--- MATERIAL SHOWN Enclosed Below ---
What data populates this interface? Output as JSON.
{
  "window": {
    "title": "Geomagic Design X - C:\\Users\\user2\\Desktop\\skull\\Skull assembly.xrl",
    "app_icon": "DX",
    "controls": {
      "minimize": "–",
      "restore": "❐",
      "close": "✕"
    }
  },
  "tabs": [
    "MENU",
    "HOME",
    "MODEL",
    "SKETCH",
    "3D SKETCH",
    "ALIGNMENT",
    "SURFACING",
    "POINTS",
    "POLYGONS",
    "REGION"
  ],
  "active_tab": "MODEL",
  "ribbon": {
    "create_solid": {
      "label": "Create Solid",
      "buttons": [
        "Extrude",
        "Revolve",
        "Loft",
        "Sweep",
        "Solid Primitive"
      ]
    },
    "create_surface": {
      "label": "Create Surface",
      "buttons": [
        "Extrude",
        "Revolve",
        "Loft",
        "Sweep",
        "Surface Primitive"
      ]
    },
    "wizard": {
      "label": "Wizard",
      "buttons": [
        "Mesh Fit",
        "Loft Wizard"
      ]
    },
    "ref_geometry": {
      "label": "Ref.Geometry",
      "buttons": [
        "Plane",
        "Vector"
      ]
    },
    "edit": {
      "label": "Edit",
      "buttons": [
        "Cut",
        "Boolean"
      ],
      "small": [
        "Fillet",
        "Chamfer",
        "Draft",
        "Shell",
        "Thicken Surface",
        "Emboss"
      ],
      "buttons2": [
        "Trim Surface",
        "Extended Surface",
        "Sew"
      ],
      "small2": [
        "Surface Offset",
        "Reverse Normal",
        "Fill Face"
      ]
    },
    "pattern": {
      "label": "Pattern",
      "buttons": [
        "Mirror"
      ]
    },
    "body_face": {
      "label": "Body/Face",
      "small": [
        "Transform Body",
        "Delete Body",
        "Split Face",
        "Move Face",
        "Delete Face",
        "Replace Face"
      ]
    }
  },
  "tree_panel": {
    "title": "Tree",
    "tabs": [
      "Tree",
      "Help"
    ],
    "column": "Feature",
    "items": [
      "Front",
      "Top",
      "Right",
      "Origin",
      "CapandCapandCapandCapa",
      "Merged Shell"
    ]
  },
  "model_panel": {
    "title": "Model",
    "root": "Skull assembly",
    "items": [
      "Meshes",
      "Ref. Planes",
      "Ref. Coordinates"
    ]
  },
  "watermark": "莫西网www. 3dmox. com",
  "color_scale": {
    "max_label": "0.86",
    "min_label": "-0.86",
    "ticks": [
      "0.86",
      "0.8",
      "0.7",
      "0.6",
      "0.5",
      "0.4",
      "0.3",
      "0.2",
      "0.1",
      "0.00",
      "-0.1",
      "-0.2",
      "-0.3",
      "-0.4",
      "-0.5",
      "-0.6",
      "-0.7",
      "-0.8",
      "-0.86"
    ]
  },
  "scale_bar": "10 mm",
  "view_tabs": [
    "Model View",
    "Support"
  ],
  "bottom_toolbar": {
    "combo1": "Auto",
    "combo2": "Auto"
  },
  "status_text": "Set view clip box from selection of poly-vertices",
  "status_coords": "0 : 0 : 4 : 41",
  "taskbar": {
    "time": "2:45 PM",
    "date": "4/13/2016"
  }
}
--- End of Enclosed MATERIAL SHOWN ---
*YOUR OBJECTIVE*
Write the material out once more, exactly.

*EXERCISE ANSWER*
What data populates this interface? Output as JSON.
{
  "window": {
    "title": "Geomagic Design X - C:\\Users\\user2\\Desktop\\skull\\Skull assembly.xrl",
    "app_icon": "DX",
    "controls": {
      "minimize": "–",
      "restore": "❐",
      "close": "✕"
    }
  },
  "tabs": [
    "MENU",
    "HOME",
    "MODEL",
    "SKETCH",
    "3D SKETCH",
    "ALIGNMENT",
    "SURFACING",
    "POINTS",
    "POLYGONS",
    "REGION"
  ],
  "active_tab": "MODEL",
  "ribbon": {
    "create_solid": {
      "label": "Create Solid",
      "buttons": [
        "Extrude",
        "Revolve",
        "Loft",
        "Sweep",
        "Solid Primitive"
      ]
    },
    "create_surface": {
      "label": "Create Surface",
      "buttons": [
        "Extrude",
        "Revolve",
        "Loft",
        "Sweep",
        "Surface Primitive"
      ]
    },
    "wizard": {
      "label": "Wizard",
      "buttons": [
        "Mesh Fit",
        "Loft Wizard"
      ]
    },
    "ref_geometry": {
      "label": "Ref.Geometry",
      "buttons": [
        "Plane",
        "Vector"
      ]
    },
    "edit": {
      "label": "Edit",
      "buttons": [
        "Cut",
        "Boolean"
      ],
      "small": [
        "Fillet",
        "Chamfer",
        "Draft",
        "Shell",
        "Thicken Surface",
        "Emboss"
      ],
      "buttons2": [
        "Trim Surface",
        "Extended Surface",
        "Sew"
      ],
      "small2": [
        "Surface Offset",
        "Reverse Normal",
        "Fill Face"
      ]
    },
    "pattern": {
      "label": "Pattern",
      "buttons": [
        "Mirror"
      ]
    },
    "body_face": {
      "label": "Body/Face",
      "small": [
        "Transform Body",
        "Delete Body",
        "Split Face",
        "Move Face",
        "Delete Face",
        "Replace Face"
      ]
    }
  },
  "tree_panel": {
    "title": "Tree",
    "tabs": [
      "Tree",
      "Help"
    ],
    "column": "Feature",
    "items": [
      "Front",
      "Top",
      "Right",
      "Origin",
      "CapandCapandCapandCapa",
      "Merged Shell"
    ]
  },
  "model_panel": {
    "title": "Model",
    "root": "Skull assembly",
    "items": [
      "Meshes",
      "Ref. Planes",
      "Ref. Coordinates"
    ]
  },
  "watermark": "莫西网www. 3dmox. com",
  "color_scale": {
    "max_label": "0.86",
    "min_label": "-0.86",
    "ticks": [
      "0.86",
      "0.8",
      "0.7",
      "0.6",
      "0.5",
      "0.4",
      "0.3",
      "0.2",
      "0.1",
      "0.00",
      "-0.1",
      "-0.2",
      "-0.3",
      "-0.4",
      "-0.5",
      "-0.6",
      "-0.7",
      "-0.8",
      "-0.86"
    ]
  },
  "scale_bar": "10 mm",
  "view_tabs": [
    "Model View",
    "Support"
  ],
  "bottom_toolbar": {
    "combo1": "Auto",
    "combo2": "Auto"
  },
  "status_text": "Set view clip box from selection of poly-vertices",
  "status_coords": "0 : 0 : 4 : 41",
  "taskbar": {
    "time": "2:45 PM",
    "date": "4/13/2016"
  }
}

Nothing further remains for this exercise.